“I don’t think it was that stressful for him,” Lemeco Miller said. “We knew football would kind of take care of itself. He was good enough to play, so we just wanted to make sure he thought about his future and academics.”
Malik Miller didn’t arrive on the plains without some practice facing FBS level competition.
He spent years in high school battling for playing time with current Auburn running back Kerryon Johnson.
The former Alabama Mr. Football and Miller were one of the most dynamic backfields in the state helping Madison Academy win multiple state titles.
As a sophomore, Miller was the MVP of the Mustangs’ 31-14 win over Leeds in the 2013 title game with 168 yards and two touchdowns.
Johnson starred in the Class 3A finals a year later setting a record with six total touchdowns in a 70-34 win Dale County.
The friends’ time as teammates helped them develop into elite backs.
“I tried to tell both those guys that nothing is going to be handed to them,” Cohu said. “Hard work is the only conduit to go as far as you can. They spurred each other.”
Malik’s father said the battle for carries at Madison Academy was a “win-win” for both players.
“I think there are a lot of recruits who are the ‘guy’ at the school,” Miller said. “He was in a situation where the people that played in front and behind him were just as good. He had to earn it.”
Clock in, clock out
Johnson and Malik are similarly talented but don’t share similar personalities.
Cohu calls Johnson the outgoing one of the two former teammates while describing Miller as very serious. It’s an attitude Miller possessed growing up.
“I had to remind him to be a kid sometimes,” Lemeco Miller said. “He’s got that clock-in, clock-out attitude. He’s always been a serious kid.

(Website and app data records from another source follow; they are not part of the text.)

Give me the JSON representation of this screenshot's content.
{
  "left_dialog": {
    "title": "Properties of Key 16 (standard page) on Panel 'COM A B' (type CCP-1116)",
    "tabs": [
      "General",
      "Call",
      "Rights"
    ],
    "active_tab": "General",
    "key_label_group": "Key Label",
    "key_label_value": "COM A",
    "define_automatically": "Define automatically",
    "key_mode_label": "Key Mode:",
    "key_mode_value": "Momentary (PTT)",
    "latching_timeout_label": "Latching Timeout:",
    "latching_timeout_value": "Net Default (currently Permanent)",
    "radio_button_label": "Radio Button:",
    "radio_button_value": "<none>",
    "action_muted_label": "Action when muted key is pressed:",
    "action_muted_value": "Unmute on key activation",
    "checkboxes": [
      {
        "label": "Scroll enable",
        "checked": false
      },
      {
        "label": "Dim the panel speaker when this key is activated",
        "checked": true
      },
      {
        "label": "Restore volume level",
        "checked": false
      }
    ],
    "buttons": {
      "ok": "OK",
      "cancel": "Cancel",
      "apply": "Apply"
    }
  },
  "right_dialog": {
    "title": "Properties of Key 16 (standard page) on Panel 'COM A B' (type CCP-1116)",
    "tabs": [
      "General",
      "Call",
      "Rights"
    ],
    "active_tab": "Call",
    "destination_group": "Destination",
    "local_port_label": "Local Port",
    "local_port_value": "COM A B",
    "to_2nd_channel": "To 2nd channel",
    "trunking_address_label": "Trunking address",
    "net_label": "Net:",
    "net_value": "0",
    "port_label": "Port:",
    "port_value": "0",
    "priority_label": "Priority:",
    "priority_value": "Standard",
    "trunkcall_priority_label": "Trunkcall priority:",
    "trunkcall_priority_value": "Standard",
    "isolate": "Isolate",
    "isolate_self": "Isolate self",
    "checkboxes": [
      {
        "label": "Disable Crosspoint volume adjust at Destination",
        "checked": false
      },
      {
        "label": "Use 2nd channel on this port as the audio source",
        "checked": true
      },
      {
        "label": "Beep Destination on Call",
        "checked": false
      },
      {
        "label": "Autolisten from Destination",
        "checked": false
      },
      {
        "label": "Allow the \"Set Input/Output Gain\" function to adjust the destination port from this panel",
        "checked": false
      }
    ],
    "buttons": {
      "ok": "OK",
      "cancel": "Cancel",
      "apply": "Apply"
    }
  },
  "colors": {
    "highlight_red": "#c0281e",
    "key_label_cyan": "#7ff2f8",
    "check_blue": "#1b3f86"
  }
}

He would wake up and hit the gym or the field and just go to work.”
Cohu sees Malik’s personality serving him well at the next level.
“He’s going to be the poster guy there for guys they recruit,” Cohu said.